If you have sustained an on the job injury, you should be able to recover workers’ compensation insurance to pay for your medical bills, lost income, and disability benefits. However, there are times when insurance carriers or an employer put up roadblocks when it comes to securing this compensation. When fighting to secure your rightful workers’ compensation, it may be necessary for you to sit for a deposition. Here, we want to explain what a deposition is and how you can prepare for one in a workers’ comp case.
What is a deposition?
Depositions are scheduled in order to gain testimony from every person involved in the case. If you are the subject of the workers’ compensation claim, it is very likely that you will be called to answer questions through a deposition.
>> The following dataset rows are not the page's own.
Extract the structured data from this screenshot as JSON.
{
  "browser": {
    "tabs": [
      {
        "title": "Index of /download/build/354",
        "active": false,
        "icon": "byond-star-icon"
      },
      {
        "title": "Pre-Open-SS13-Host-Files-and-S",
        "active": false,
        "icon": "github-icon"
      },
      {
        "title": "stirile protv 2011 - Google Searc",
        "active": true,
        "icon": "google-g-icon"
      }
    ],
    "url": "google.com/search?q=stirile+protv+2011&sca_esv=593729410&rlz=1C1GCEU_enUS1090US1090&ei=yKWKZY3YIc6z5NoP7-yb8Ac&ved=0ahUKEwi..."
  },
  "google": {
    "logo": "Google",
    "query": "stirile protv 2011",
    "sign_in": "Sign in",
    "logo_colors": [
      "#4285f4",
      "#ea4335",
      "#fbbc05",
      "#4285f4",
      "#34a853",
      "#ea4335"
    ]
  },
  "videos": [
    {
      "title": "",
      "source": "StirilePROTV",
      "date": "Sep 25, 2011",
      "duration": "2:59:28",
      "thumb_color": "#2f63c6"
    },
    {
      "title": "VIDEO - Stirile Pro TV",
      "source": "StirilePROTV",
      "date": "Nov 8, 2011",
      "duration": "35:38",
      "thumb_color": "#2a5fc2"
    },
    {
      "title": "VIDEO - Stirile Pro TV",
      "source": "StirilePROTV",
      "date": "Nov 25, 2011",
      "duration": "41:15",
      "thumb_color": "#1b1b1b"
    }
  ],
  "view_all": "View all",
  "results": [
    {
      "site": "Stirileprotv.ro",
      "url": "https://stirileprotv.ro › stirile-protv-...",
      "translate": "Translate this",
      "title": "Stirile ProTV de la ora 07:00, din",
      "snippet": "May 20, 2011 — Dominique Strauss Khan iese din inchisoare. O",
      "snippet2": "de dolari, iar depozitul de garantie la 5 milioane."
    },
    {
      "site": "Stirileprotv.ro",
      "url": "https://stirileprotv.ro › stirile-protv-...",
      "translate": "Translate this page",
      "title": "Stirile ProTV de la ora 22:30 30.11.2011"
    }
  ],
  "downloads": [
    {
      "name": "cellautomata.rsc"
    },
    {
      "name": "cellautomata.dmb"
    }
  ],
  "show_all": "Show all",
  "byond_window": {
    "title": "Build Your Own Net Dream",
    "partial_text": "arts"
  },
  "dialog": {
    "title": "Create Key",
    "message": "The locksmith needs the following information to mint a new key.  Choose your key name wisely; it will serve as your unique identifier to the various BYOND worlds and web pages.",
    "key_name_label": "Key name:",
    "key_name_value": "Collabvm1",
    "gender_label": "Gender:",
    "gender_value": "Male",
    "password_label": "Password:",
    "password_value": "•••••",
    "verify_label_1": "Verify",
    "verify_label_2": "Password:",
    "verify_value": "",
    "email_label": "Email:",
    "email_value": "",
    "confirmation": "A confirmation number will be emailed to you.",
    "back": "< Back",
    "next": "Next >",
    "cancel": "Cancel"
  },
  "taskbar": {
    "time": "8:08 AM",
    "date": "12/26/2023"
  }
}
In these depositions, an attorney for the insurance carrier (or the employer) will be asking the questions. These are the adversaries, and they are looking for a reason to deny the claim. These questions will relate to how you got injured or became ill, as well as questions about your medical care, your recovery, and your current health situation.
Depositions are always going to be recorded in some way, whether by video or audio. A court reporter will be present to provide a transcription of the entire deposition. Depositions are given under oath, meaning the person who is giving the deposition must tell the truth, or they could face legal penalties.
Preparing for your workers’ compensation deposition in Riverside
We want to be honest with you – sitting for a deposition is not fun. If you have never been through a deposition before, you will likely be nervous. Often, those who are going through this process are still in pain from their work-related injury or suffering from symptoms of an occupational illness.
We strongly suggest that any person who has been asked to sit for a deposition work with a skilled attorney who can help them prepare. An attorney can set up a “mock” deposition in order to help get the work injury victim ready for what happens. An attorney will advise the person who will give a deposition to be ready for inquiries based on the following:
How they suffered the injury or illness
Their employment history
Their previous injuries or illnesses
Any medical care and therapy they have received for their work-related injury or illness
When giving a deposition, it is important to speak clearly and truthfully. There is no problem asking the other side to repeat or rephrase their questions and to define any terms that are unfamiliar. Above all, it is important to point out that saying “I don’t know” is always an acceptable answer when you are unsure. It is never a good idea to speculate or assume any answers when giving a deposition.
On a final note, we want to let you know that you should go to a deposition dressed well and properly groomed. In these cases, “judging a book by its cover” does indeed occur. If you present a professional and clean look, this lets all parties involved know that you are serious about the case.